The answer must be every entry, given again word for word.

■ **Input material**
============

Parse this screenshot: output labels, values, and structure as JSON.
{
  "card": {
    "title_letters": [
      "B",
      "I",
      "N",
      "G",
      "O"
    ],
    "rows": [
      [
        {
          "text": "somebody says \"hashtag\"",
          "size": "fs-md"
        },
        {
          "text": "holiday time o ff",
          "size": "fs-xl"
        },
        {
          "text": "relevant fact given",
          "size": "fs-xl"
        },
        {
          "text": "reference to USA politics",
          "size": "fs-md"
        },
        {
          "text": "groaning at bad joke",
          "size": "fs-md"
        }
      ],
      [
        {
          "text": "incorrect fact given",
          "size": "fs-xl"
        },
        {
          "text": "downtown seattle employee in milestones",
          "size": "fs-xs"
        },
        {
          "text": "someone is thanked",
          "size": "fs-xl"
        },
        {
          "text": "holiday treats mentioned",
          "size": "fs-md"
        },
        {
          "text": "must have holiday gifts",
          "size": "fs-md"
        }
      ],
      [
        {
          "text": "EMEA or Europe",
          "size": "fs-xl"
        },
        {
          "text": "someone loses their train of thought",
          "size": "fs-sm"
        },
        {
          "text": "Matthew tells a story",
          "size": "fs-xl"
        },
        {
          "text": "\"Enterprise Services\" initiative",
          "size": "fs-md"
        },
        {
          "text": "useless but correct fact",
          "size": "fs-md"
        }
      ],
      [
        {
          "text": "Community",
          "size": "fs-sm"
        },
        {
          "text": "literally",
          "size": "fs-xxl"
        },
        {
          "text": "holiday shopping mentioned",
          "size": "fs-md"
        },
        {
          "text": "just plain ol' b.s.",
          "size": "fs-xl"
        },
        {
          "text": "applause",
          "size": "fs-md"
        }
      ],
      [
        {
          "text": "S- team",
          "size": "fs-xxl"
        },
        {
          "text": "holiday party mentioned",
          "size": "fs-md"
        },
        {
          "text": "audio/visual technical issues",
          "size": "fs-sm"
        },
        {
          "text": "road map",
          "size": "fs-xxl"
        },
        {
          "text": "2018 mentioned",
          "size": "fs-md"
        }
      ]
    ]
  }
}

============

■ **Response to the task**
Parse this screenshot: output labels, values, and structure as JSON.
{
  "card": {
    "title_letters": [
      "B",
      "I",
      "N",
      "G",
      "O"
    ],
    "rows": [
      [
        {
          "text": "somebody says \"hashtag\"",
          "size": "fs-md"
        },
        {
          "text": "holiday time o ff",
          "size": "fs-xl"
        },
        {
          "text": "relevant fact given",
          "size": "fs-xl"
        },
        {
          "text": "reference to USA politics",
          "size": "fs-md"
        },
        {
          "text": "groaning at bad joke",
          "size": "fs-md"
        }
      ],
      [
        {
          "text": "incorrect fact given",
          "size": "fs-xl"
        },
        {
          "text": "downtown seattle employee in milestones",
          "size": "fs-xs"
        },
        {
          "text": "someone is thanked",
          "size": "fs-xl"
        },
        {
          "text": "holiday treats mentioned",
          "size": "fs-md"
        },
        {
          "text": "must have holiday gifts",
          "size": "fs-md"
        }
      ],
      [
        {
          "text": "EMEA or Europe",
          "size": "fs-xl"
        },
        {
          "text": "someone loses their train of thought",
          "size": "fs-sm"
        },
        {
          "text": "Matthew tells a story",
          "size": "fs-xl"
        },
        {
          "text": "\"Enterprise Services\" initiative",
          "size": "fs-md"
        },
        {
          "text": "useless but correct fact",
          "size": "fs-md"
        }
      ],
      [
        {
          "text": "Community",
          "size": "fs-sm"
        },
        {
          "text": "literally",
          "size": "fs-xxl"
        },
        {
          "text": "holiday shopping mentioned",
          "size": "fs-md"
        },
        {
          "text": "just plain ol' b.s.",
          "size": "fs-xl"
        },
        {
          "text": "applause",
          "size": "fs-md"
        }
      ],
      [
        {
          "text": "S- team",
          "size": "fs-xxl"
        },
        {
          "text": "holiday party mentioned",
          "size": "fs-md"
        },
        {
          "text": "audio/visual technical issues",
          "size": "fs-sm"
        },
        {
          "text": "road map",
          "size": "fs-xxl"
        },
        {
          "text": "2018 mentioned",
          "size": "fs-md"
        }
      ]
    ]
  }
}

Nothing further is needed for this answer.